What’s worst is this is once again a donation. I don’t remember any legal action being required if someone decides to donate his or her money on a promise that never materializes. The mere fact that it’s a promise means you’re taking a risk that the promise may not be made or even executed to expectations. Sure, you can say that it’s morally wrong to take crowdfunders money and run with it, but the crowdfunders knew the risk, especially when it’s not a legal contract that’s being made.
Let’s put it this way, investors who decide to purchase stock in a company know that there’s a risk that the company can go broke and may never receive their money. But unlike crowdfunders, investors after purchasing a stock, are considered part owners of the company and may reap the benefits or failures of the company’s performance. But if a company goes under the FTC will simply say “oh well” given that there isn’t any foul play such as fraud or embezzlement.
But for crowdfunding projects? Well, once again it’s a donation, a donation that you’re not forced to participate and a donation that may never materialize. So donate at your own risk. Getting the government involved in projects that never materialize can really backfire because there are some companies (or individuals) that actually try to produce a product but unfortunately run into some hard times and are not able to fulfill their promise to donators. But if the FTC steps in to protect the consumers who donated their money willingly and knowingly, this could cause small developers to not opt in for crowdfunding because they know there could be a chance that they’re hit with a legal fine.

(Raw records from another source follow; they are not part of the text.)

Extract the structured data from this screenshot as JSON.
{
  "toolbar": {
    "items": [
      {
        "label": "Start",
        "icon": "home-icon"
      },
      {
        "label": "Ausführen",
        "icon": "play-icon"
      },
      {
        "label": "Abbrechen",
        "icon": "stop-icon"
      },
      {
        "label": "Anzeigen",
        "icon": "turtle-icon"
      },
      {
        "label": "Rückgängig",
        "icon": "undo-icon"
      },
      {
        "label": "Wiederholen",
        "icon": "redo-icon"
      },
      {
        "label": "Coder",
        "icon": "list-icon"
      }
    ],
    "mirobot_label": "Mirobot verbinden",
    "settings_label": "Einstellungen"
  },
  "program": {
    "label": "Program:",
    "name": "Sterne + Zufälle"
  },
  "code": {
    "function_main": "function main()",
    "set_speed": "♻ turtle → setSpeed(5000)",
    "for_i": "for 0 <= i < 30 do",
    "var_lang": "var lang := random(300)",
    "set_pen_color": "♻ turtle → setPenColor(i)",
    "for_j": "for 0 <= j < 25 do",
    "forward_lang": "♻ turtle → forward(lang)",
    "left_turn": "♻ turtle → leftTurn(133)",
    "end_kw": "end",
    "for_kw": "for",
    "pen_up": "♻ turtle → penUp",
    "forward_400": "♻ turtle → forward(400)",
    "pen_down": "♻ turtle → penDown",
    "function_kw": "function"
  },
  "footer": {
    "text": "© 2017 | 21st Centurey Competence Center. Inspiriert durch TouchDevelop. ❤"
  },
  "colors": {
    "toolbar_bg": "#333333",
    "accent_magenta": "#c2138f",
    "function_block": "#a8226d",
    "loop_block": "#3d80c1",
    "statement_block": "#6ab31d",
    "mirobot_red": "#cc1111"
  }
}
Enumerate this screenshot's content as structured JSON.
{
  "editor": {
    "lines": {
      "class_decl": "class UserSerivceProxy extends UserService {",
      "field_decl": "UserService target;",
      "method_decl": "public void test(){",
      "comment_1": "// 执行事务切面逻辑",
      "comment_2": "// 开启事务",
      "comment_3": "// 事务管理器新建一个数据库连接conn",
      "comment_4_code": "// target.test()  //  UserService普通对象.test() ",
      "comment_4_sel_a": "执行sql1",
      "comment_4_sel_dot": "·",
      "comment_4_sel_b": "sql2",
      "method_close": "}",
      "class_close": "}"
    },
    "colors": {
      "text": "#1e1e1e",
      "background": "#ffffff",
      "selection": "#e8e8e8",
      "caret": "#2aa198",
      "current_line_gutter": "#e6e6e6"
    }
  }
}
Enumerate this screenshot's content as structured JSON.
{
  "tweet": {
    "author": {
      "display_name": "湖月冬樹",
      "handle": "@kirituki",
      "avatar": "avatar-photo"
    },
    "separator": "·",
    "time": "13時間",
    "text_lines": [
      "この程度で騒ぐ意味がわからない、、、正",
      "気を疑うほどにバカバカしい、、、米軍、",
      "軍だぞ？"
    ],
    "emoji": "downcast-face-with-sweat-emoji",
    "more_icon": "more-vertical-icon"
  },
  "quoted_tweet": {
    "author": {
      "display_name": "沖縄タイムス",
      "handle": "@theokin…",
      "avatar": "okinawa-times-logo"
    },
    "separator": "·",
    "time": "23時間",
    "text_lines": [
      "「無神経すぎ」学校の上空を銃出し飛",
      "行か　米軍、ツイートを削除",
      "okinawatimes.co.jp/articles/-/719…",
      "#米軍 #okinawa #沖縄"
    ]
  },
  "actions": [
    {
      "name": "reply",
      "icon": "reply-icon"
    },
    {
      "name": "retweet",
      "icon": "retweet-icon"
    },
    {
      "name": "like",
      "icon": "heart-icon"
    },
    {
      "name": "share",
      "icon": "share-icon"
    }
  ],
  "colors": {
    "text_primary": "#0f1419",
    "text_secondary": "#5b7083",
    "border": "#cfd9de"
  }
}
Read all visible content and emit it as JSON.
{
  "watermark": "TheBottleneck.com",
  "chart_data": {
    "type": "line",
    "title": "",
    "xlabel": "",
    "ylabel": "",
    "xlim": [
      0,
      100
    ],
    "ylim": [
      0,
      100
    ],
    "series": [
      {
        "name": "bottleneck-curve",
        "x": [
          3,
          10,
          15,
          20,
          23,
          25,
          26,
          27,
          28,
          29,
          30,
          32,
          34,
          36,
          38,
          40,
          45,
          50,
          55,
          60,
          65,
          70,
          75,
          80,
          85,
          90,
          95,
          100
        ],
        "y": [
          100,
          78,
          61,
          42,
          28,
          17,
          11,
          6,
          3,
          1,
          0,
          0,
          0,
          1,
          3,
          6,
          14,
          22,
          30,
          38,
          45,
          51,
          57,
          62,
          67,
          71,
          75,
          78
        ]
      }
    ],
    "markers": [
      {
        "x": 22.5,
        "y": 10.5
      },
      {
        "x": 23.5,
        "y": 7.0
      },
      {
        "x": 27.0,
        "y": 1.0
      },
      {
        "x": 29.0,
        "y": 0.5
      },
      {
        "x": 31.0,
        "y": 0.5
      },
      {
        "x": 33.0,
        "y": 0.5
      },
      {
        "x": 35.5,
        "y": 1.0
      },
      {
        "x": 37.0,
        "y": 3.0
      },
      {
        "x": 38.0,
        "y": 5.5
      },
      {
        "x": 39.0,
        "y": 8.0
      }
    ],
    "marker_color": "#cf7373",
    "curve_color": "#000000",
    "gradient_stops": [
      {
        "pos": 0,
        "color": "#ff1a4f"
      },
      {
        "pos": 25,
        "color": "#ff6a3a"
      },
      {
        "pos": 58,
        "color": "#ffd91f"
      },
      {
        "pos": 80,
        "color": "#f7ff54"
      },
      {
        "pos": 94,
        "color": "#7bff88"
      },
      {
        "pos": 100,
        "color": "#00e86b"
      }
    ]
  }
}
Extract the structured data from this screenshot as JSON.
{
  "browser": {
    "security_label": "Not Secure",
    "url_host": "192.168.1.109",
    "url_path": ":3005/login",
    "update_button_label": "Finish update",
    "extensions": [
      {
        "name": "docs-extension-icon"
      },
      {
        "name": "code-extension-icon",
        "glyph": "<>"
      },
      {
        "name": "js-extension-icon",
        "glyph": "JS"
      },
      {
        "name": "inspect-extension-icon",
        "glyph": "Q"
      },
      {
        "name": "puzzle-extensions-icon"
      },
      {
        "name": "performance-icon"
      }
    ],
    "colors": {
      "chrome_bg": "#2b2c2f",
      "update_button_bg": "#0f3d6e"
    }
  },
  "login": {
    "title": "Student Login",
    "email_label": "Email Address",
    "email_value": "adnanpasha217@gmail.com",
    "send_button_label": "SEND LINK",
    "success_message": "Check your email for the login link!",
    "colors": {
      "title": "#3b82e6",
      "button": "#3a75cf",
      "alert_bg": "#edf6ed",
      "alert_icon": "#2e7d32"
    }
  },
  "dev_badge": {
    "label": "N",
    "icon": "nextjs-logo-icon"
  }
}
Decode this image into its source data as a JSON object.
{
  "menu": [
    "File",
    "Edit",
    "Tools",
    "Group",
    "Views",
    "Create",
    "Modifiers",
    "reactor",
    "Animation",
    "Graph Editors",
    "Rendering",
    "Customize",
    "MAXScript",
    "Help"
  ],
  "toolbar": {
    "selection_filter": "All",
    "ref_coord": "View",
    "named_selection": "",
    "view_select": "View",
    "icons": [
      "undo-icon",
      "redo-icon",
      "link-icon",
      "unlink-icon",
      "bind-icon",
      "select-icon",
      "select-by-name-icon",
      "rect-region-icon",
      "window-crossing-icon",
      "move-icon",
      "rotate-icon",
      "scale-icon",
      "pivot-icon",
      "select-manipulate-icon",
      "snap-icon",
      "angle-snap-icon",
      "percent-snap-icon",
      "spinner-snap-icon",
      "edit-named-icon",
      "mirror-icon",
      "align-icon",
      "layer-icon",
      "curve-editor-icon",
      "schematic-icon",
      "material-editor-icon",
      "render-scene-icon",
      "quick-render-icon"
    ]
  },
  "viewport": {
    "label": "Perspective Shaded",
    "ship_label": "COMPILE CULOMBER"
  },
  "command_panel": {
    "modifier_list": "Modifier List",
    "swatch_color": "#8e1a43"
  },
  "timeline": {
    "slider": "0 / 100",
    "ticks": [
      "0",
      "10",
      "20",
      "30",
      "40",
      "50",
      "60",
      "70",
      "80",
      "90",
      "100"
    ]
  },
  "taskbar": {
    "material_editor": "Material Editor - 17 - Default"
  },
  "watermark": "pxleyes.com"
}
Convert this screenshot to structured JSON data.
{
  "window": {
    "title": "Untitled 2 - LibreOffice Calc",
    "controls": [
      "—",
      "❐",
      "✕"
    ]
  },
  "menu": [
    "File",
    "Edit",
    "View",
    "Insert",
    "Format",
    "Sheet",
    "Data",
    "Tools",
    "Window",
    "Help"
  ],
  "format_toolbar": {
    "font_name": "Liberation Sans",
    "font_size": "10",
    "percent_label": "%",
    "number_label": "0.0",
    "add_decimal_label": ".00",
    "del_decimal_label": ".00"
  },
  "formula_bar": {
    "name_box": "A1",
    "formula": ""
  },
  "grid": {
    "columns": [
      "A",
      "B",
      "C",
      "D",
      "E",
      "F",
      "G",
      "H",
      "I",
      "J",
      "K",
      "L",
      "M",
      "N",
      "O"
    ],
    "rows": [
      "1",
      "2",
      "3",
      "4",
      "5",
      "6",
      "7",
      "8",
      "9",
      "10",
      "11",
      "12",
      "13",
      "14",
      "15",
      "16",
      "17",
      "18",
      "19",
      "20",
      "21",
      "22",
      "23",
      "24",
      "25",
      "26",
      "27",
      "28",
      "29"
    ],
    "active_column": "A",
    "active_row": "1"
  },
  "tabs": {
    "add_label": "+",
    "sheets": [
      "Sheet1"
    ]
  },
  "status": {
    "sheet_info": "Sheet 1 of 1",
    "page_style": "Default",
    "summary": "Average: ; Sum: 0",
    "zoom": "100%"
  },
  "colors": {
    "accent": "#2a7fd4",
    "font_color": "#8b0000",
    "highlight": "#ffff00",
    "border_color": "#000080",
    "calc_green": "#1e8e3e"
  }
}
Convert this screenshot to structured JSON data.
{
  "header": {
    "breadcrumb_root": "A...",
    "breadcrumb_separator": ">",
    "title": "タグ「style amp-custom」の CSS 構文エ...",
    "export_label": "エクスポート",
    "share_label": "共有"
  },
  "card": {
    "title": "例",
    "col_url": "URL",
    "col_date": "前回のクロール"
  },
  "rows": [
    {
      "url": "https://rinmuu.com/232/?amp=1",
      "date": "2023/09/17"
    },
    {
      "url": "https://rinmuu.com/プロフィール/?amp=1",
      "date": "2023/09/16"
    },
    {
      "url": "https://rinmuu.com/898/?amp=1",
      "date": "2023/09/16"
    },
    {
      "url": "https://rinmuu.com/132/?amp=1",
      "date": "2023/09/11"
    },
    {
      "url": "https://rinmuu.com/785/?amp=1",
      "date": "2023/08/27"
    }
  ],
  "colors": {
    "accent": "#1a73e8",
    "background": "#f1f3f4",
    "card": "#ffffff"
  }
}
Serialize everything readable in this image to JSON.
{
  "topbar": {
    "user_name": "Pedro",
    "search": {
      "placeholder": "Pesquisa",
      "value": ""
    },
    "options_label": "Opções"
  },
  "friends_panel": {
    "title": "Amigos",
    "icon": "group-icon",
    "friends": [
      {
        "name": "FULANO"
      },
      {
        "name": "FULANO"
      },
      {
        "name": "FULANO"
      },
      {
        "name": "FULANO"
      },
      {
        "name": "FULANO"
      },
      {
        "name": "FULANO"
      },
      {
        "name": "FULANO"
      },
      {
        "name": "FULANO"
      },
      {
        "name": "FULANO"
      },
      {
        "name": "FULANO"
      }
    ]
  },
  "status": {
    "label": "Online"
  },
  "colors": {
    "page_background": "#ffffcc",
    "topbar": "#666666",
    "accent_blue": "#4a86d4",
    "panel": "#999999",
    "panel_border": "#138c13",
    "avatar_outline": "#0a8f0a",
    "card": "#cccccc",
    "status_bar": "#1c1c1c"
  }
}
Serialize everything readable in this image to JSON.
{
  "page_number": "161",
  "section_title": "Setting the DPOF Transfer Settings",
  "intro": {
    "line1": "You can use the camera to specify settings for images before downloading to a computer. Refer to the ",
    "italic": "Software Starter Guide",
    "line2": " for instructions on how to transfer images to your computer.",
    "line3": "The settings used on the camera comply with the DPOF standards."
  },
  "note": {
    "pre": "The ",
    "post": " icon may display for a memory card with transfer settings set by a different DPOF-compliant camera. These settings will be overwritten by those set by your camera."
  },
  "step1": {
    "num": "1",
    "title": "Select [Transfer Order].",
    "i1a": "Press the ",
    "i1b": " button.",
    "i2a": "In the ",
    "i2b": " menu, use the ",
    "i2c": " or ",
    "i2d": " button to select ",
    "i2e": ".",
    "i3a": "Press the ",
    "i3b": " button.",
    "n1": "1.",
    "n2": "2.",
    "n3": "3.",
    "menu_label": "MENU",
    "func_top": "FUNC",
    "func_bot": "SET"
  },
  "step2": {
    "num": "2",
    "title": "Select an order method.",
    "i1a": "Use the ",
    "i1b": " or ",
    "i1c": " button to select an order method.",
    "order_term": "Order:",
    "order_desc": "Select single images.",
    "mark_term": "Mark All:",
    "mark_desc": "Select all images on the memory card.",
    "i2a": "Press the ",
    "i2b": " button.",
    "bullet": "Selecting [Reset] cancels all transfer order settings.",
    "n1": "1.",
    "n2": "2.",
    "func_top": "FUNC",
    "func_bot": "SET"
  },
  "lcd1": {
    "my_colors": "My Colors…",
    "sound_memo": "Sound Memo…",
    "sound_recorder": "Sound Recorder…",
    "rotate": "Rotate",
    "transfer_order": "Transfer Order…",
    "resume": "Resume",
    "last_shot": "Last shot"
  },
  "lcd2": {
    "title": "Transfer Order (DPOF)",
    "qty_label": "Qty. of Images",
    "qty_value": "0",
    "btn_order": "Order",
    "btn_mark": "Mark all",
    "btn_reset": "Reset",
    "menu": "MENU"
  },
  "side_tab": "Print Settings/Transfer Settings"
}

In fact, even though they may not like it, it will be safer to work with a bigger studio such as Electronic Arts or Activision/Blizzard because the larger studios are much more capable of absorbing fees and risk that are associated with government controls such as the FTC. If the government decides to crack down on crowdfunding, I can see small developers becoming less interested in asking for donations because the risks involved will simply not be worth it.
Besides, real consumer protection comes from the consumers themselves, not the government. Chances are after the market (a.k.a consumers) get burned one too many times on the false premise of being promised a product, they'll simply stop throwing their money on non-trustworthy developers and will instead donate to those they're familiar with or perhaps after they see initial progress already developed. At least with this method the government stays out of it, and by sitting on the sidelines there's no way the government can grow to abuse its power all in the name of consumer protection rights.